== Segment start ==
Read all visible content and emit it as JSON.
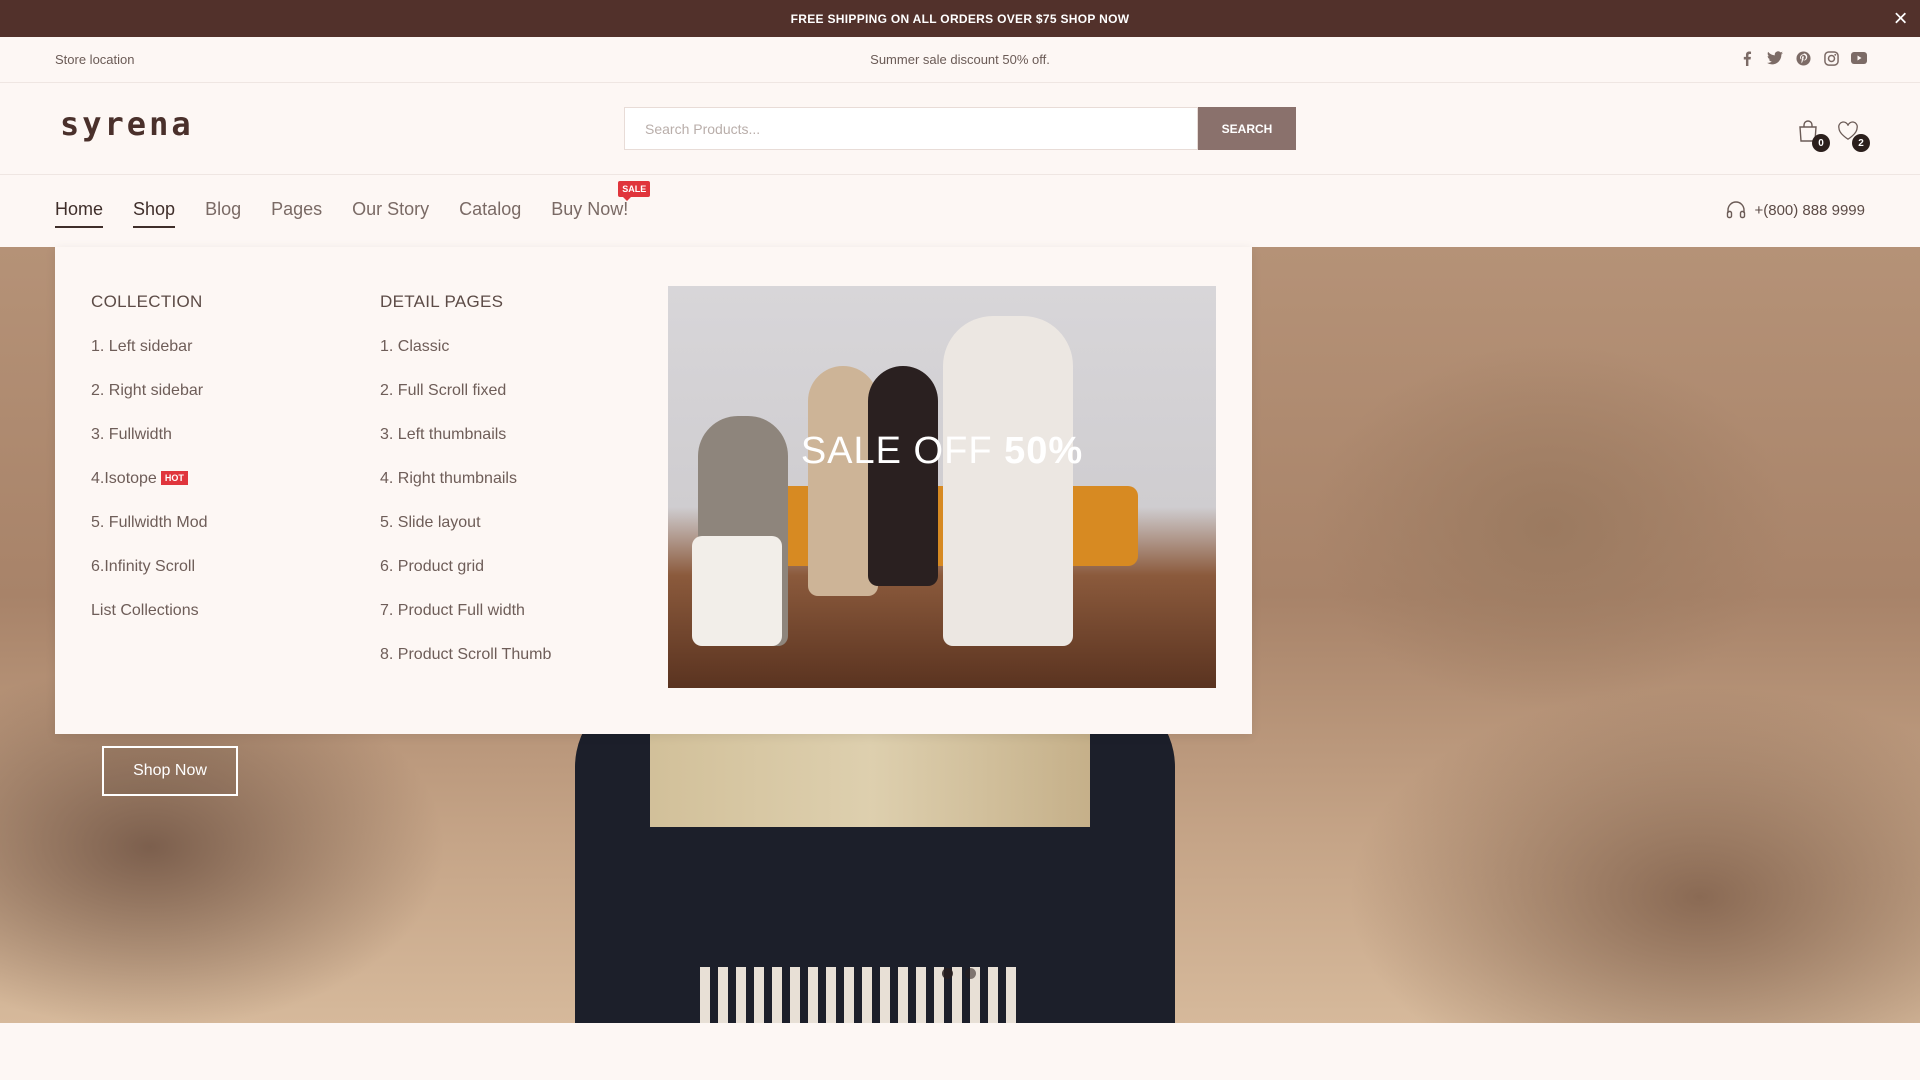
{
  "announcement": {
    "text": "FREE SHIPPING ON ALL ORDERS OVER $75 SHOP NOW",
    "close": "×"
  },
  "infobar": {
    "store_location": "Store location",
    "promo": "Summer sale discount 50% off.",
    "social": [
      "facebook-icon",
      "twitter-icon",
      "pinterest-icon",
      "instagram-icon",
      "youtube-icon"
    ]
  },
  "header": {
    "logo": "syrena",
    "search_placeholder": "Search Products...",
    "search_button": "SEARCH",
    "cart_count": "0",
    "wishlist_count": "2"
  },
  "nav": {
    "items": [
      "Home",
      "Shop",
      "Blog",
      "Pages",
      "Our Story",
      "Catalog",
      "Buy Now!"
    ],
    "active": [
      "Home",
      "Shop"
    ],
    "sale_badge": "SALE",
    "phone": "+(800) 888 9999"
  },
  "mega_menu": {
    "collection": {
      "title": "COLLECTION",
      "items": [
        "1. Left sidebar",
        "2. Right sidebar",
        "3. Fullwidth",
        "4.Isotope",
        "5. Fullwidth Mod",
        "6.Infinity Scroll",
        "List Collections"
      ],
      "hot_badge": "HOT"
    },
    "detail_pages": {
      "title": "DETAIL PAGES",
      "items": [
        "1. Classic",
        "2. Full Scroll fixed",
        "3. Left thumbnails",
        "4. Right thumbnails",
        "5. Slide layout",
        "6. Product grid",
        "7. Product Full width",
        "8. Product Scroll Thumb"
      ]
    },
    "promo": {
      "light": "SALE OFF ",
      "bold": "50%"
    }
  },
  "hero": {
    "button": "Shop Now",
    "slides": 2,
    "active_slide": 1
  },
  "colors": {
    "topbar": "#52312b",
    "accent": "#8a716c",
    "badge": "#e0353c",
    "background": "#fdf7f4"
  }
}
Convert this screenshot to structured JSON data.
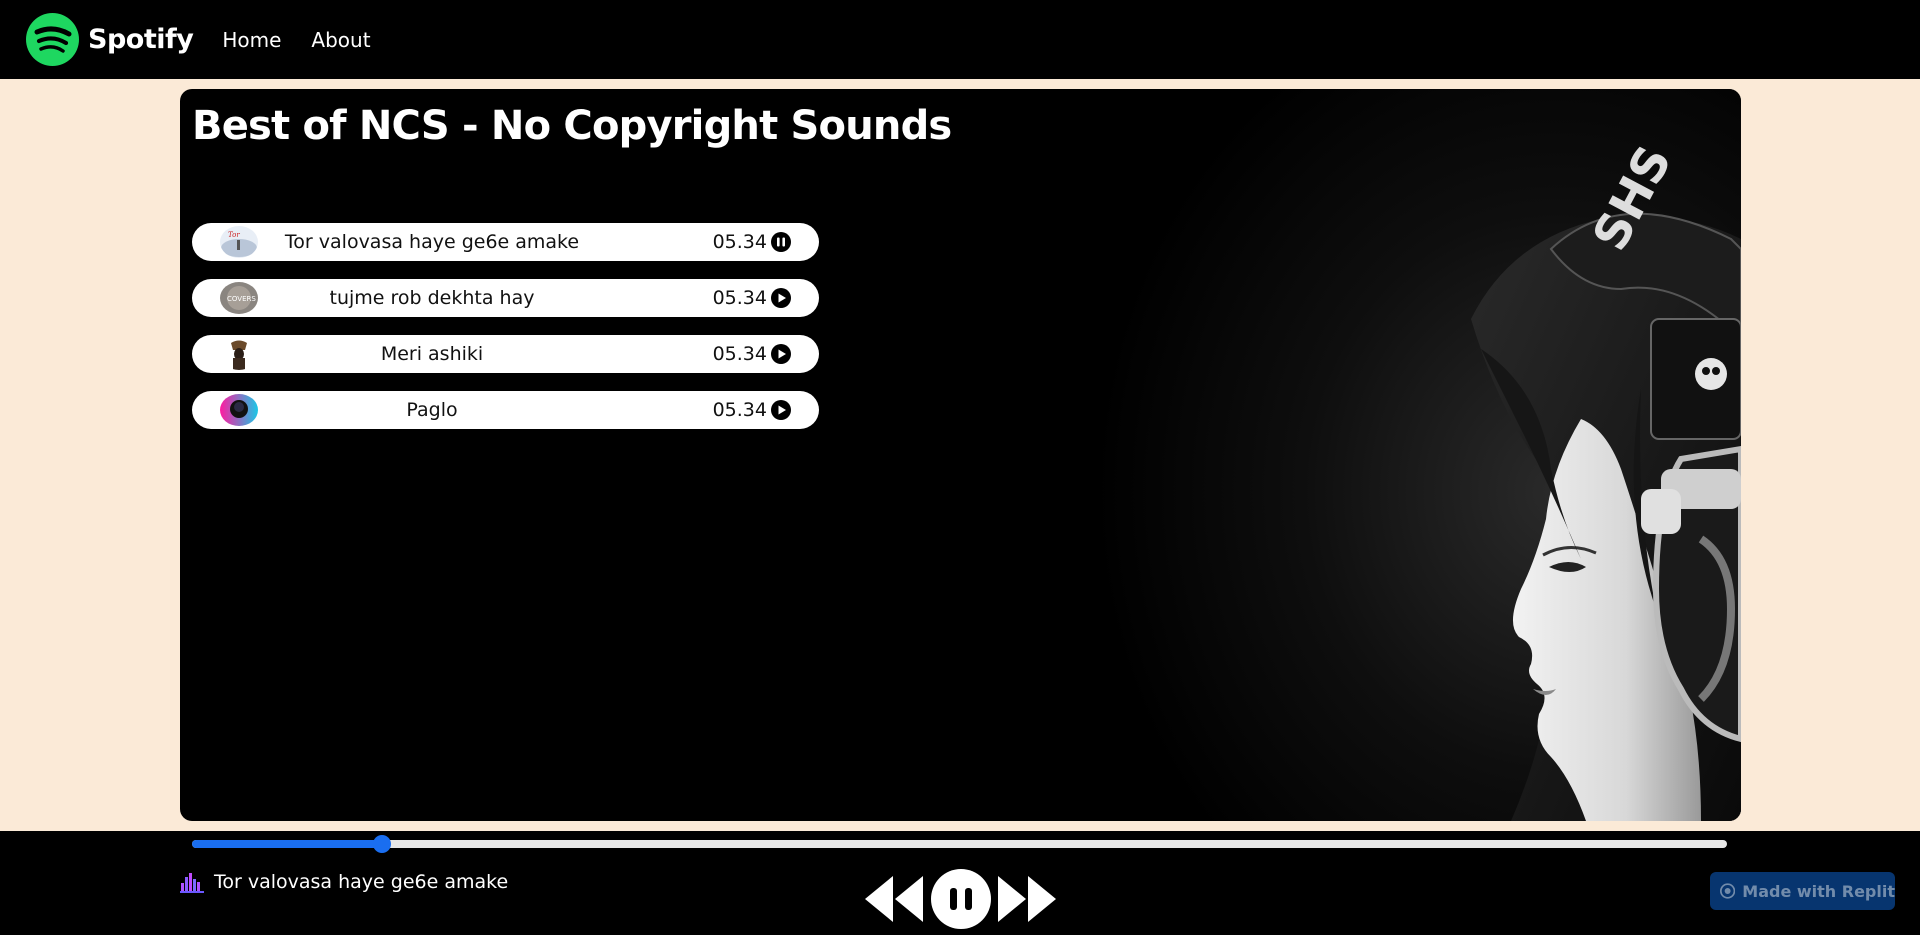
{
  "nav": {
    "brand": "Spotify",
    "links": [
      "Home",
      "About"
    ],
    "accent": "#1ed760"
  },
  "playlist": {
    "title": "Best of NCS - No Copyright Sounds",
    "songs": [
      {
        "name": "Tor valovasa haye ge6e amake",
        "duration": "05.34",
        "state": "pause-icon"
      },
      {
        "name": "tujme rob dekhta hay",
        "duration": "05.34",
        "state": "play-icon"
      },
      {
        "name": "Meri ashiki",
        "duration": "05.34",
        "state": "play-icon"
      },
      {
        "name": "Paglo",
        "duration": "05.34",
        "state": "play-icon"
      }
    ]
  },
  "player": {
    "now_playing": "Tor valovasa haye ge6e amake",
    "progress_percent": 12.4,
    "progress_color": "#1a6ef0",
    "controls": [
      "previous-icon",
      "pause-icon",
      "next-icon"
    ]
  },
  "badge": {
    "label": "Made with Replit"
  }
}
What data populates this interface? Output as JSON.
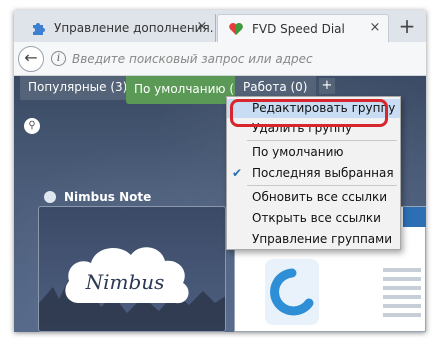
{
  "browser": {
    "tabs": [
      {
        "title": "Управление дополнения…",
        "active": false
      },
      {
        "title": "FVD Speed Dial",
        "active": true
      }
    ],
    "tab_close_glyph": "×",
    "new_tab_glyph": "+",
    "address_bar": {
      "placeholder": "Введите поисковый запрос или адрес",
      "value": ""
    }
  },
  "speed_dial": {
    "groups": [
      {
        "label": "Популярные (3)"
      },
      {
        "label": "По умолчанию (3)",
        "active": true
      },
      {
        "label": "Работа (0)"
      }
    ],
    "add_group_glyph": "+",
    "site_label": "Nimbus Note",
    "logo_text": "Nimbus"
  },
  "context_menu": {
    "items": [
      {
        "label": "Редактировать группу",
        "highlighted": true
      },
      {
        "label": "Удалить группу"
      },
      {
        "label": "По умолчанию"
      },
      {
        "label": "Последняя выбранная",
        "checked": true
      },
      {
        "label": "Обновить все ссылки"
      },
      {
        "label": "Открыть все ссылки"
      },
      {
        "label": "Управление группами"
      }
    ],
    "check_glyph": "✔"
  },
  "colors": {
    "accent_group": "#5a9a56",
    "annotation_ring": "#d7262c",
    "menu_selected": "#c8dcf3"
  }
}
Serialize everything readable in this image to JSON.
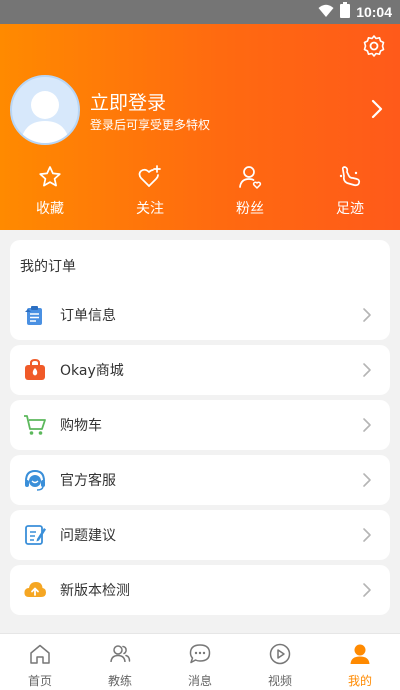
{
  "status_bar": {
    "time": "10:04"
  },
  "header": {
    "login_title": "立即登录",
    "login_subtitle": "登录后可享受更多特权",
    "quick_actions": [
      {
        "label": "收藏",
        "icon": "star-icon"
      },
      {
        "label": "关注",
        "icon": "heart-plus-icon"
      },
      {
        "label": "粉丝",
        "icon": "user-heart-icon"
      },
      {
        "label": "足迹",
        "icon": "footprint-icon"
      }
    ]
  },
  "orders": {
    "title": "我的订单",
    "item": {
      "label": "订单信息",
      "icon": "clipboard-icon"
    }
  },
  "menu": [
    {
      "label": "Okay商城",
      "icon": "shopping-bag-icon"
    },
    {
      "label": "购物车",
      "icon": "cart-icon"
    },
    {
      "label": "官方客服",
      "icon": "headset-icon"
    },
    {
      "label": "问题建议",
      "icon": "edit-icon"
    },
    {
      "label": "新版本检测",
      "icon": "cloud-upload-icon"
    }
  ],
  "bottom_nav": [
    {
      "label": "首页",
      "icon": "home-icon"
    },
    {
      "label": "教练",
      "icon": "users-icon"
    },
    {
      "label": "消息",
      "icon": "message-icon"
    },
    {
      "label": "视频",
      "icon": "play-icon"
    },
    {
      "label": "我的",
      "icon": "user-icon",
      "active": true
    }
  ],
  "colors": {
    "accent": "#ff8a00",
    "header_end": "#ff5a1a"
  }
}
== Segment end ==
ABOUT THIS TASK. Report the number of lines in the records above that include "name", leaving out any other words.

TASK SOLUTION. 4